* ABOUT THIS TASK: Look through the data below and return each line where "favicon" appears.

* PROVIDED DATA:
____
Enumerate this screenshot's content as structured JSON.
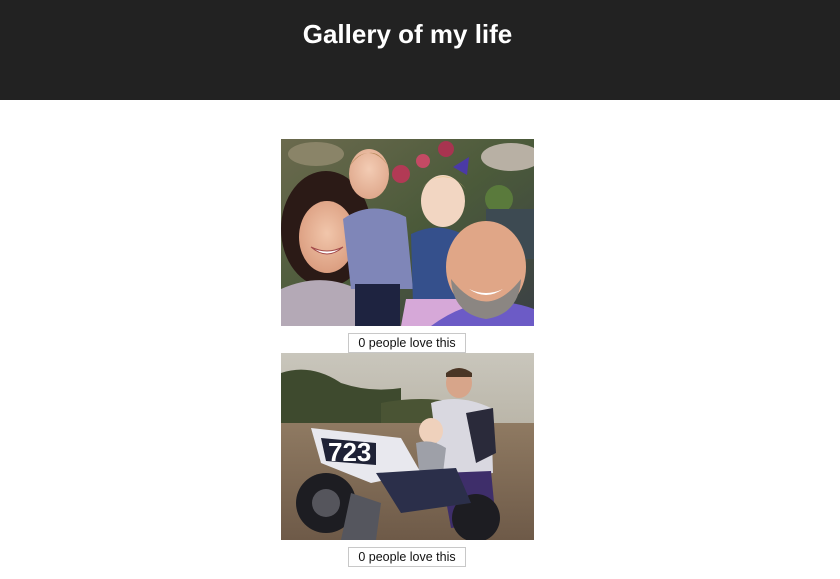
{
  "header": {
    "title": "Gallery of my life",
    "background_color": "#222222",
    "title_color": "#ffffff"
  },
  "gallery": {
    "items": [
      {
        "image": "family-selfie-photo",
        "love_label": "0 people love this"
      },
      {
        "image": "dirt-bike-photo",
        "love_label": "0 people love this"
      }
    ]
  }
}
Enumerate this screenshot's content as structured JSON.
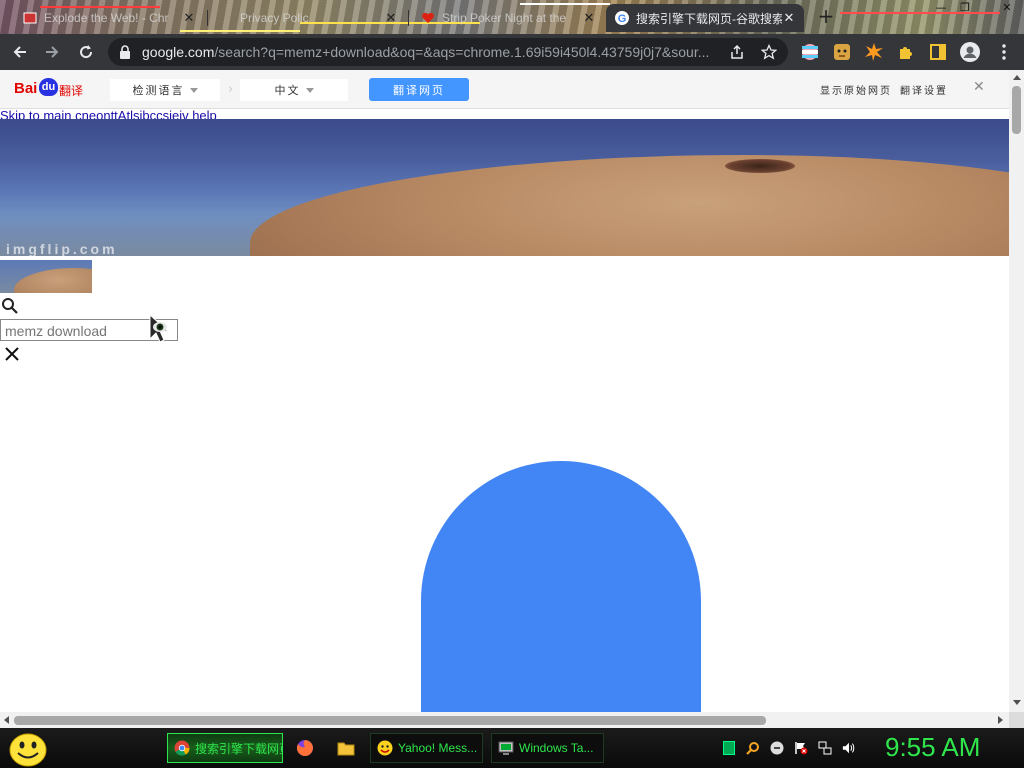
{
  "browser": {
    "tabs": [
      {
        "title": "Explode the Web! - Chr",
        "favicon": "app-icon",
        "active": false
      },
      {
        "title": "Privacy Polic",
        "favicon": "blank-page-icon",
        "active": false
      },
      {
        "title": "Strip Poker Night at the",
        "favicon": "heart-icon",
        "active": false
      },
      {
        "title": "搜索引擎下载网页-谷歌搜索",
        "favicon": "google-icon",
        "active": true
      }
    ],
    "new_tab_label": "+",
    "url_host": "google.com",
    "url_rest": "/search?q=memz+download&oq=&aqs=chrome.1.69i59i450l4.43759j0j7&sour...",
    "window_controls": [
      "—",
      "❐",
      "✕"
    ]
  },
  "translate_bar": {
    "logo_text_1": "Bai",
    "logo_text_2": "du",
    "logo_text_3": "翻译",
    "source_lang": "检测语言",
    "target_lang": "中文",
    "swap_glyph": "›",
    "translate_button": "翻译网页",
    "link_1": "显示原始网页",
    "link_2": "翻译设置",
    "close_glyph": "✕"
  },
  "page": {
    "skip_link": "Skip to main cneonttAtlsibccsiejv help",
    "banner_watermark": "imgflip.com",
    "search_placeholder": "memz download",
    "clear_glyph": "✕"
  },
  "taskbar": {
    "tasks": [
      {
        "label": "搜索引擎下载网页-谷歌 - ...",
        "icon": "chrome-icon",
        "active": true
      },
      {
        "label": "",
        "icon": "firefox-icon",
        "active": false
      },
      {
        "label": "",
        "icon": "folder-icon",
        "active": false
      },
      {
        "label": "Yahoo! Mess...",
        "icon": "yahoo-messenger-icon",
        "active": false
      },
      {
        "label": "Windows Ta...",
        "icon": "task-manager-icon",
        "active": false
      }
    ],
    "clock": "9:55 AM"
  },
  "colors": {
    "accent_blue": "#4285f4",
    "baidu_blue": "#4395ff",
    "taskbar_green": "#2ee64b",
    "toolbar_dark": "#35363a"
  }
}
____
* YOUR SOLUTION:
        "favicon": "app-icon",
        "favicon": "blank-page-icon",
        "favicon": "heart-icon",
        "favicon": "google-icon",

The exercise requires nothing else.